*Directions for this task:*
Each line in the data holding "LGBTQ" should be listed.

[Dataset rows for apps and sites]
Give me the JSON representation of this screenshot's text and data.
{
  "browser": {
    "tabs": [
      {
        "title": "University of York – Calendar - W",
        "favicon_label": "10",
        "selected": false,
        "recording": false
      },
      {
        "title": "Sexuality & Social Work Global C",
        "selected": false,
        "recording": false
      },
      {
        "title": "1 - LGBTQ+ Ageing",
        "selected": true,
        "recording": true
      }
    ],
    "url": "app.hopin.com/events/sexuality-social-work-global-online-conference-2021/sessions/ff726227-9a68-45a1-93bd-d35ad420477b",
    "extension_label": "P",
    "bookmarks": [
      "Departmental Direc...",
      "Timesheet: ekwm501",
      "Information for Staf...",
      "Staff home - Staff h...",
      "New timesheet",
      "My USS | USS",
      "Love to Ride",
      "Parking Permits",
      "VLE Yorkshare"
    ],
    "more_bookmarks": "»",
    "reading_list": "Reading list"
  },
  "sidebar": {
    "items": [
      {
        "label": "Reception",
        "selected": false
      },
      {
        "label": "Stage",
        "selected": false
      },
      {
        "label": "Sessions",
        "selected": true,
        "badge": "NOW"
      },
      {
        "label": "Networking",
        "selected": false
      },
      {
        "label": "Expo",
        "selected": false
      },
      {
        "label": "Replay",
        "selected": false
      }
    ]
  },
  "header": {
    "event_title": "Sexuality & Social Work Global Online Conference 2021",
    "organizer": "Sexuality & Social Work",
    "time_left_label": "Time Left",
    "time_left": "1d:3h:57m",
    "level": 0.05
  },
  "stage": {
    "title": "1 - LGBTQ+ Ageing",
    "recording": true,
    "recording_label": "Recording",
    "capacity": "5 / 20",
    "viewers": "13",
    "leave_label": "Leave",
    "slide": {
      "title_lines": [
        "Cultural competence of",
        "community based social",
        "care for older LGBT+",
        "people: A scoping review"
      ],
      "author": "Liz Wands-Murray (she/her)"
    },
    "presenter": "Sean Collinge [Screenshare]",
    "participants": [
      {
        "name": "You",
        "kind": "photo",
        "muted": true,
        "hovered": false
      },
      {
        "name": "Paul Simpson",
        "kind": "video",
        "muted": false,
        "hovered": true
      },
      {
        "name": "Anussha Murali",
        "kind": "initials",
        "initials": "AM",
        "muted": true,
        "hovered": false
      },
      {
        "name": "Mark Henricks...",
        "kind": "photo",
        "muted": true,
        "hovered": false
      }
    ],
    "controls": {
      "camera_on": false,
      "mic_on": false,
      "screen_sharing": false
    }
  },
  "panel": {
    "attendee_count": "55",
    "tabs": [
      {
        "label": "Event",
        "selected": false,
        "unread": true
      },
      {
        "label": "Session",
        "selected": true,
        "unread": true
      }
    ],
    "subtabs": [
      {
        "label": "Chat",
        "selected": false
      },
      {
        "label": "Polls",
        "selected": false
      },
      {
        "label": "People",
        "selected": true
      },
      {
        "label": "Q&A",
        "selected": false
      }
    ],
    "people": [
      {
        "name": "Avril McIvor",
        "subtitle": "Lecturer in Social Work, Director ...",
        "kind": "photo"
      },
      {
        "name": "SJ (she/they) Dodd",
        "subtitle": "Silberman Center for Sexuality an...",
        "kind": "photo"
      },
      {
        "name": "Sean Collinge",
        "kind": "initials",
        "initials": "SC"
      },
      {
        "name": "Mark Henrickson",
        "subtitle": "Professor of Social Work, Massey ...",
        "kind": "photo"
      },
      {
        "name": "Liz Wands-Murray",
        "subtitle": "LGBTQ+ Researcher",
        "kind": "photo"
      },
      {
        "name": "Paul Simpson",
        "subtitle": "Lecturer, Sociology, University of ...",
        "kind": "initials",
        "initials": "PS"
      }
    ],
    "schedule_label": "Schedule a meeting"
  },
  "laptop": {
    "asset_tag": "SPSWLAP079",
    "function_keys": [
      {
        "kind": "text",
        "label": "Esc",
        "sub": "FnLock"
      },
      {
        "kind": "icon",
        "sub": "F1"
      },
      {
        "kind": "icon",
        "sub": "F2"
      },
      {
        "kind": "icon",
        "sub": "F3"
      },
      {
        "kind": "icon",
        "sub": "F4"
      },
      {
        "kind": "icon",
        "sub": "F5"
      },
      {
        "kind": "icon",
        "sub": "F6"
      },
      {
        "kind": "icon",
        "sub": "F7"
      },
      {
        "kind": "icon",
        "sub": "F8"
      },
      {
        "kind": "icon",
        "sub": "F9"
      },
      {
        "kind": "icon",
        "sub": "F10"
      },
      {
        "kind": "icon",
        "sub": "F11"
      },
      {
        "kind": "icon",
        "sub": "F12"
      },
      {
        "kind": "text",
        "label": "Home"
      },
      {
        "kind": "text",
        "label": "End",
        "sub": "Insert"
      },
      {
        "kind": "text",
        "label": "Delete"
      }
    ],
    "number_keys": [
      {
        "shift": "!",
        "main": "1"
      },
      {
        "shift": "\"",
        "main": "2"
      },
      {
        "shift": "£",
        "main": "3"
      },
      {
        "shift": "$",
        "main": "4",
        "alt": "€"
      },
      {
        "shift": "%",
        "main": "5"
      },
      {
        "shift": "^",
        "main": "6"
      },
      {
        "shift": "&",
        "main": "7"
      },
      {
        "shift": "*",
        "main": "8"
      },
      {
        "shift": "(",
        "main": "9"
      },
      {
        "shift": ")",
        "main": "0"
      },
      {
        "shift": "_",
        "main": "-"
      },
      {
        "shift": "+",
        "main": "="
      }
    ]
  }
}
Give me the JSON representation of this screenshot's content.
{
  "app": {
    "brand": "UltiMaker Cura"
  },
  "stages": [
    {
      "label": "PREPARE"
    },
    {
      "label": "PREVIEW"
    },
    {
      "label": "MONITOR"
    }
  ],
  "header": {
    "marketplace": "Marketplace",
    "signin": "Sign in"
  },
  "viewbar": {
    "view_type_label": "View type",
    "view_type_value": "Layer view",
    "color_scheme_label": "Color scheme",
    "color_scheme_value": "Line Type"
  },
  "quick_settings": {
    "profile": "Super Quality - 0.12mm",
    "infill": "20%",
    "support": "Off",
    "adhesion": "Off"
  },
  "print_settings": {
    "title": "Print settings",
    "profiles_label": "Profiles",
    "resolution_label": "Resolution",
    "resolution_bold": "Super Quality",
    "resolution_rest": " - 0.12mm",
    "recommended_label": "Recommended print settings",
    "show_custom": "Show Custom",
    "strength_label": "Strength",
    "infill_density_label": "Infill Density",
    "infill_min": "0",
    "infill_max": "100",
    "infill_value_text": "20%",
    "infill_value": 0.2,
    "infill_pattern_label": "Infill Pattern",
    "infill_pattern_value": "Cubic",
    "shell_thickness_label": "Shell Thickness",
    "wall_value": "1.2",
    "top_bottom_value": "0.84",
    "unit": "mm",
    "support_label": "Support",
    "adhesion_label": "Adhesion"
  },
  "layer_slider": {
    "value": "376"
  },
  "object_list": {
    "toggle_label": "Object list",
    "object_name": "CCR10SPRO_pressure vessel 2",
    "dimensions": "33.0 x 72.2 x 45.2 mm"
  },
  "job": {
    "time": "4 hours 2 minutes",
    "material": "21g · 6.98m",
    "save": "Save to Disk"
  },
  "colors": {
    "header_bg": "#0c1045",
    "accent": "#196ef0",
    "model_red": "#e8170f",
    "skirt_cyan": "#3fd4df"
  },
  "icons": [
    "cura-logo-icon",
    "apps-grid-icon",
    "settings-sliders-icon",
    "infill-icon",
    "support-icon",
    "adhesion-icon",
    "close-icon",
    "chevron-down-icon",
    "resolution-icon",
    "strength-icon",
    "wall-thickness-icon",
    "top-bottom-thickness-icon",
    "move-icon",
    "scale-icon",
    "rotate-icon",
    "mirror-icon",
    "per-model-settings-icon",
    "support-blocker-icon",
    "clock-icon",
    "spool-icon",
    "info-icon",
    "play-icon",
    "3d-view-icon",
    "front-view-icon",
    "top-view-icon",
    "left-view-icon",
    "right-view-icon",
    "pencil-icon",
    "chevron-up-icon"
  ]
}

*Answer to the problem:*
        "title": "1 - LGBTQ+ Ageing",
    "title": "1 - LGBTQ+ Ageing",
        "subtitle": "LGBTQ+ Researcher",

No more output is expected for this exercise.